───── MATERIAL PROVIDED

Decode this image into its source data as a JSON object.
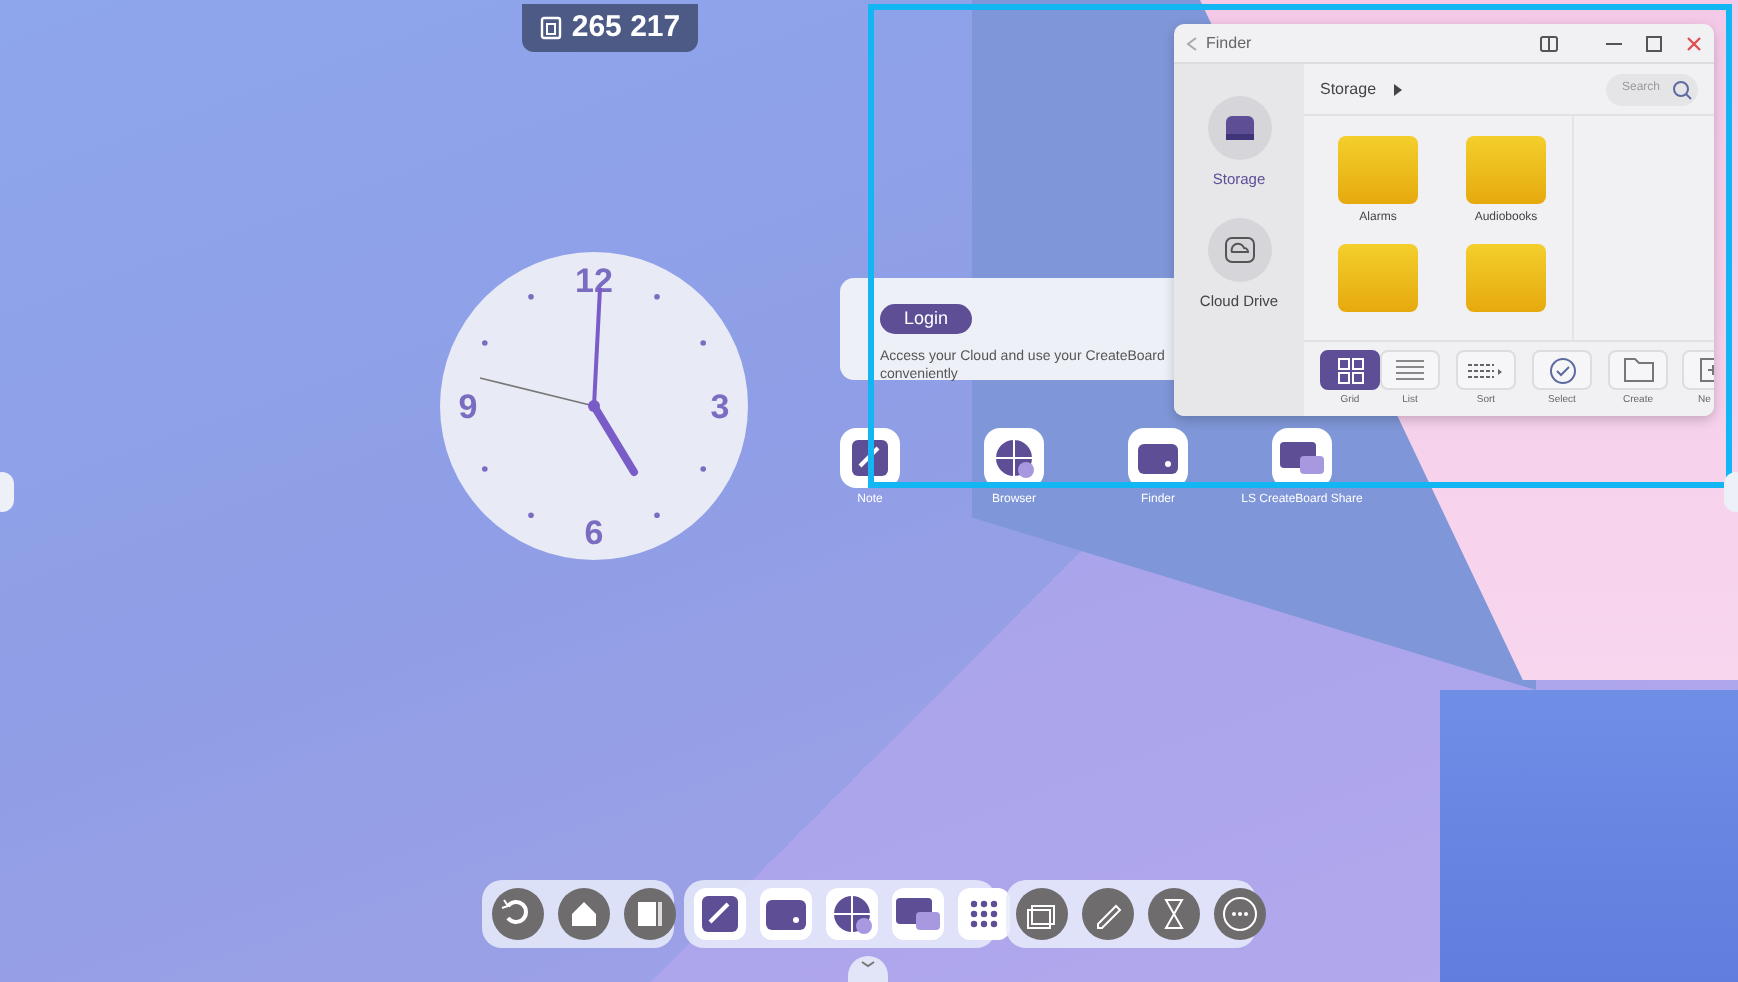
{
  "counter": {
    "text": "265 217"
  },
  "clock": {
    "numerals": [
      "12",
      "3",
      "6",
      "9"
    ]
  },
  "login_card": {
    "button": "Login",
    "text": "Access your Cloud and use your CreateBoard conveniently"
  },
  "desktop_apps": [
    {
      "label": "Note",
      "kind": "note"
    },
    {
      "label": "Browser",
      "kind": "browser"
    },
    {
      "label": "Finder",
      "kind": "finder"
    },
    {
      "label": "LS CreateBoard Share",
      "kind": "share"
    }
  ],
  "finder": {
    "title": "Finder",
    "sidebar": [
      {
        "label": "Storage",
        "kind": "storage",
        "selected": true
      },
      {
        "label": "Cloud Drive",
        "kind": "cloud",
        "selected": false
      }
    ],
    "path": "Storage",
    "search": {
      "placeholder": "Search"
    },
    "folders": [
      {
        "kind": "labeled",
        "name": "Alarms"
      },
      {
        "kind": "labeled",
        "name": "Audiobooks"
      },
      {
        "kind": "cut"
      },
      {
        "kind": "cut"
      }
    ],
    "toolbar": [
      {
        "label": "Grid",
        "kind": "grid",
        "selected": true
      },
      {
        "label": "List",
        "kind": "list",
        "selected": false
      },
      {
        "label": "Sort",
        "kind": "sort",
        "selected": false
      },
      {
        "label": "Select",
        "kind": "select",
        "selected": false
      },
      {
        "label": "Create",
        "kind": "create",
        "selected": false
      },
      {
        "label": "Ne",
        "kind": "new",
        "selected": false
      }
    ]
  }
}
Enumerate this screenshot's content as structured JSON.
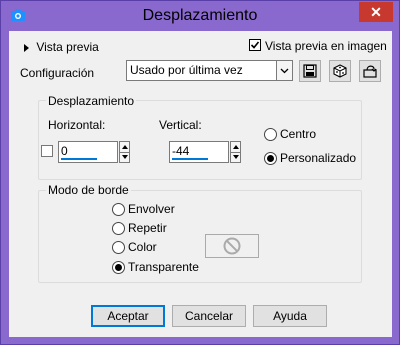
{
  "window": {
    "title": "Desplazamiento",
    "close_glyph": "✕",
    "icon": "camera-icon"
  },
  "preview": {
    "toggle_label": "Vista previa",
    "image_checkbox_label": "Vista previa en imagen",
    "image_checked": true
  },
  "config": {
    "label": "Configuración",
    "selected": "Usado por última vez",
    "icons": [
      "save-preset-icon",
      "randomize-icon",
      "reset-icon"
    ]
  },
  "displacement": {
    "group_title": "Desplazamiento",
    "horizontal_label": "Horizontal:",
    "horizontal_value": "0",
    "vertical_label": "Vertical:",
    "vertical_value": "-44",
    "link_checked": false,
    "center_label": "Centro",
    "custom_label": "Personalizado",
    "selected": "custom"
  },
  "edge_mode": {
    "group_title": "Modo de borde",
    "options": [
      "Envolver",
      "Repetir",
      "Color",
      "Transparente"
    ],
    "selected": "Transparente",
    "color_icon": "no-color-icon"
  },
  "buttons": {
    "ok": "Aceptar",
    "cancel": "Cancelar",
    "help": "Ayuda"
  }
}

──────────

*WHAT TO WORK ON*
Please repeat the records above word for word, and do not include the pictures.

*EXERCISE OUTPUT*
Decode this image into its source data as a JSON object.
{
  "counter": {
    "text": "265 217"
  },
  "clock": {
    "numerals": [
      "12",
      "3",
      "6",
      "9"
    ]
  },
  "login_card": {
    "button": "Login",
    "text": "Access your Cloud and use your CreateBoard conveniently"
  },
  "desktop_apps": [
    {
      "label": "Note",
      "kind": "note"
    },
    {
      "label": "Browser",
      "kind": "browser"
    },
    {
      "label": "Finder",
      "kind": "finder"
    },
    {
      "label": "LS CreateBoard Share",
      "kind": "share"
    }
  ],
  "finder": {
    "title": "Finder",
    "sidebar": [
      {
        "label": "Storage",
        "kind": "storage",
        "selected": true
      },
      {
        "label": "Cloud Drive",
        "kind": "cloud",
        "selected": false
      }
    ],
    "path": "Storage",
    "search": {
      "placeholder": "Search"
    },
    "folders": [
      {
        "kind": "labeled",
        "name": "Alarms"
      },
      {
        "kind": "labeled",
        "name": "Audiobooks"
      },
      {
        "kind": "cut"
      },
      {
        "kind": "cut"
      }
    ],
    "toolbar": [
      {
        "label": "Grid",
        "kind": "grid",
        "selected": true
      },
      {
        "label": "List",
        "kind": "list",
        "selected": false
      },
      {
        "label": "Sort",
        "kind": "sort",
        "selected": false
      },
      {
        "label": "Select",
        "kind": "select",
        "selected": false
      },
      {
        "label": "Create",
        "kind": "create",
        "selected": false
      },
      {
        "label": "Ne",
        "kind": "new",
        "selected": false
      }
    ]
  }
}
Enumerate this screenshot's content as structured JSON.
{
  "window": {
    "title": "Desplazamiento",
    "close_glyph": "✕",
    "icon": "camera-icon"
  },
  "preview": {
    "toggle_label": "Vista previa",
    "image_checkbox_label": "Vista previa en imagen",
    "image_checked": true
  },
  "config": {
    "label": "Configuración",
    "selected": "Usado por última vez",
    "icons": [
      "save-preset-icon",
      "randomize-icon",
      "reset-icon"
    ]
  },
  "displacement": {
    "group_title": "Desplazamiento",
    "horizontal_label": "Horizontal:",
    "horizontal_value": "0",
    "vertical_label": "Vertical:",
    "vertical_value": "-44",
    "link_checked": false,
    "center_label": "Centro",
    "custom_label": "Personalizado",
    "selected": "custom"
  },
  "edge_mode": {
    "group_title": "Modo de borde",
    "options": [
      "Envolver",
      "Repetir",
      "Color",
      "Transparente"
    ],
    "selected": "Transparente",
    "color_icon": "no-color-icon"
  },
  "buttons": {
    "ok": "Aceptar",
    "cancel": "Cancelar",
    "help": "Ayuda"
  }
}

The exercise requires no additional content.